ACTIVITY: Reproduce the records that follow in full, excluding any picture they contain.

==== DATA TO EXAMINE

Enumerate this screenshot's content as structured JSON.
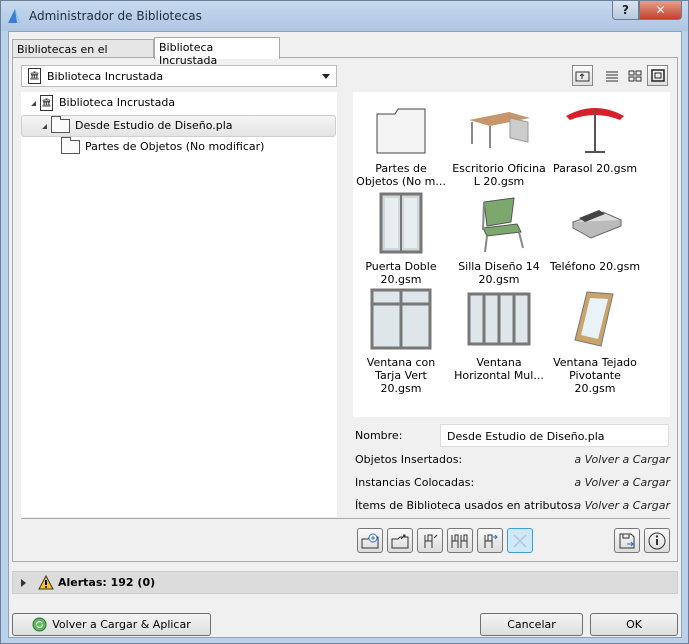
{
  "window": {
    "title": "Administrador de Bibliotecas",
    "help": "?",
    "close": "✕"
  },
  "tabs": [
    {
      "label": "Bibliotecas en el Proyecto"
    },
    {
      "label": "Biblioteca Incrustada"
    }
  ],
  "dropdown": {
    "value": "Biblioteca Incrustada"
  },
  "tree": [
    {
      "label": "Biblioteca Incrustada"
    },
    {
      "label": "Desde Estudio de Diseño.pla"
    },
    {
      "label": "Partes de Objetos (No modificar)"
    }
  ],
  "grid": [
    {
      "line1": "Partes de",
      "line2": "Objetos (No m..."
    },
    {
      "line1": "Escritorio Oficina",
      "line2": "L 20.gsm"
    },
    {
      "line1": "Parasol 20.gsm",
      "line2": ""
    },
    {
      "line1": "Puerta Doble",
      "line2": "20.gsm"
    },
    {
      "line1": "Silla Diseño 14",
      "line2": "20.gsm"
    },
    {
      "line1": "Teléfono 20.gsm",
      "line2": ""
    },
    {
      "line1": "Ventana con",
      "line2": "Tarja Vert 20.gsm"
    },
    {
      "line1": "Ventana",
      "line2": "Horizontal Mul..."
    },
    {
      "line1": "Ventana Tejado",
      "line2": "Pivotante 20.gsm"
    }
  ],
  "info": {
    "name_label": "Nombre:",
    "name_value": "Desde Estudio de Diseño.pla",
    "rows": [
      {
        "label": "Objetos Insertados:",
        "value": "a Volver a Cargar"
      },
      {
        "label": "Instancias Colocadas:",
        "value": "a Volver a Cargar"
      },
      {
        "label": "Ítems de Biblioteca usados en atributos:",
        "value": "a Volver a Cargar"
      }
    ]
  },
  "alerts": {
    "label": "Alertas: 192 (0)"
  },
  "footer": {
    "reload": "Volver a Cargar & Aplicar",
    "cancel": "Cancelar",
    "ok": "OK"
  }
}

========

THE COMPLETED TASK:
Enumerate this screenshot's content as structured JSON.
{
  "window": {
    "title": "Administrador de Bibliotecas",
    "help": "?",
    "close": "✕"
  },
  "tabs": [
    {
      "label": "Bibliotecas en el Proyecto"
    },
    {
      "label": "Biblioteca Incrustada"
    }
  ],
  "dropdown": {
    "value": "Biblioteca Incrustada"
  },
  "tree": [
    {
      "label": "Biblioteca Incrustada"
    },
    {
      "label": "Desde Estudio de Diseño.pla"
    },
    {
      "label": "Partes de Objetos (No modificar)"
    }
  ],
  "grid": [
    {
      "line1": "Partes de",
      "line2": "Objetos (No m..."
    },
    {
      "line1": "Escritorio Oficina",
      "line2": "L 20.gsm"
    },
    {
      "line1": "Parasol 20.gsm",
      "line2": ""
    },
    {
      "line1": "Puerta Doble",
      "line2": "20.gsm"
    },
    {
      "line1": "Silla Diseño 14",
      "line2": "20.gsm"
    },
    {
      "line1": "Teléfono 20.gsm",
      "line2": ""
    },
    {
      "line1": "Ventana con",
      "line2": "Tarja Vert 20.gsm"
    },
    {
      "line1": "Ventana",
      "line2": "Horizontal Mul..."
    },
    {
      "line1": "Ventana Tejado",
      "line2": "Pivotante 20.gsm"
    }
  ],
  "info": {
    "name_label": "Nombre:",
    "name_value": "Desde Estudio de Diseño.pla",
    "rows": [
      {
        "label": "Objetos Insertados:",
        "value": "a Volver a Cargar"
      },
      {
        "label": "Instancias Colocadas:",
        "value": "a Volver a Cargar"
      },
      {
        "label": "Ítems de Biblioteca usados en atributos:",
        "value": "a Volver a Cargar"
      }
    ]
  },
  "alerts": {
    "label": "Alertas: 192 (0)"
  },
  "footer": {
    "reload": "Volver a Cargar & Aplicar",
    "cancel": "Cancelar",
    "ok": "OK"
  }
}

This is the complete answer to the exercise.